On Wednesday, the Senate voted overwhelmingly 87 to 10 to pass the FY19 defense authorization bill. The bill now heads to President Donald Trump's desk for signature.
Once signed, it will become the 58th consecutive year the legislation will have become law.
MOAA President and CEO, Lt. Gen. Dana Atkins, USAF (Ret) said of the bill's passage, “This has been an incredibly busy year for MOAA's advocacy mission on the Hill, and the final version of the NDAA shows evidence of the hard work from our team in Washington and tens of thousands of the MOAA members who took action in writing their legislators on a number of key issues. The inclusion of the 2.6 percent pay raise for the troops, and the exclusion of potential TRICARE fee increases are two big victories, as is the decision to maintain BAH at current levels. Thank you to the members of Congress and leaders who sat down with MOAA leadership in recent weeks to hear our concerns and ensure the NDAA includes fair and prudent measures that do not erode service members' hard-earned benefits.”
The last time Congress passed a defense bill this early was over 20 years ago with the FY 1997 National Defense Authorization Act (NDAA). To put that into context, a freshly minted second lieutenant or ensign entering service today has not had a defense bill passed on time in his or her entire life.
The last time a defense bill was enacted before September was in the FY 1978 NDAA.

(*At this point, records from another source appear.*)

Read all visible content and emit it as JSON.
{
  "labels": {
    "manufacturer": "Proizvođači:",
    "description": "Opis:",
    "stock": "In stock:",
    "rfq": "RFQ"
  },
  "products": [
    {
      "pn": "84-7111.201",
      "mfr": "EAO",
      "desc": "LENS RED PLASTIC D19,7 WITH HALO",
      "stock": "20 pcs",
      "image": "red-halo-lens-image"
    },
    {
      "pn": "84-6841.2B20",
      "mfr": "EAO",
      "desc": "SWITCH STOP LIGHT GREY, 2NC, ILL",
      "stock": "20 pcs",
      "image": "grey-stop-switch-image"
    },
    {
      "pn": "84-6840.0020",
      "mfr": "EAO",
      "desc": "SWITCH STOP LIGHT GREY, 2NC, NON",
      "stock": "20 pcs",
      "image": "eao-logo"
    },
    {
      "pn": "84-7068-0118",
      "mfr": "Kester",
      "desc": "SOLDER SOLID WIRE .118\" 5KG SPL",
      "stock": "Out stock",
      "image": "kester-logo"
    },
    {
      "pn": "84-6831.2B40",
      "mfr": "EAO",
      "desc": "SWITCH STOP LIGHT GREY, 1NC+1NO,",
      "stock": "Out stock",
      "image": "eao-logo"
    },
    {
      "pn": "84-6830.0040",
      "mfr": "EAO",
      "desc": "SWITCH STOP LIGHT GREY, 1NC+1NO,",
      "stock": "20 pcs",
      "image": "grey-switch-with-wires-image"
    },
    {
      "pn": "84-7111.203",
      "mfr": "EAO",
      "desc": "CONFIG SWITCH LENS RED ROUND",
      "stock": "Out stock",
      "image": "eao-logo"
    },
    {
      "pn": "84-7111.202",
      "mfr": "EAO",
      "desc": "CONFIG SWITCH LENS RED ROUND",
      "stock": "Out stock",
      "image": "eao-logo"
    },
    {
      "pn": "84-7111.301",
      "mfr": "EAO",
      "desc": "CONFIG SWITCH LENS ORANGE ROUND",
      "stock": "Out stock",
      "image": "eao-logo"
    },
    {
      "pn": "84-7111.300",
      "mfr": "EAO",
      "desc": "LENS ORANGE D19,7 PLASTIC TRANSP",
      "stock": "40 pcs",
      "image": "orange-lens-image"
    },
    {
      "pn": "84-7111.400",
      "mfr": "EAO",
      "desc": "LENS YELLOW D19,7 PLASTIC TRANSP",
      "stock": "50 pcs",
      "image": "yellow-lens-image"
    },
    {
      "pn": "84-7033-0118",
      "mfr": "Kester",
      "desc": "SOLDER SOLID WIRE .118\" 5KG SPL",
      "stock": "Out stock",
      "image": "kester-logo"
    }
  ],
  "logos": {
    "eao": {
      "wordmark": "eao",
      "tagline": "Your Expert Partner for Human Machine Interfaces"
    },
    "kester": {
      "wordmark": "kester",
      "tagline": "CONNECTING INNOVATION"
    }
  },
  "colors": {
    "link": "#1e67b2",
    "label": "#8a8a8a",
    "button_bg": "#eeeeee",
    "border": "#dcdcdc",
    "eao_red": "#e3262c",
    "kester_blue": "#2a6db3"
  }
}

For years, Congress has had to resort to using stopgap funding, known as continuing resolutions, when lawmakers were unable to pass a defense bill by the start of the fiscal year. The constant fits and spurts of funding has been a recurring source of headache for defense planners.
One reason the defense bill moved so quickly this year was due to the two-year budget deal lawmakers reached in February. Part of the deal lifted budget caps for defense spending. By having a set top-line number, lawmakers were able to work backwards to draft the legislation.
Another reason the Senate quickly passed the bill is so lawmakers can go home and stump for reelection. With so many vulnerable seats in play in the November midterms, lawmakers want to spend as much time in their home districts as possible. This also gives you, as MOAA members, an opportunity to meet with your elected officials during the August recess.
The Senate now moves to appropriating the funds for the defense bill. A defense appropriations deal will be wrapped into a package with funding for the Departments of Labor, Health and Human Services, and Education.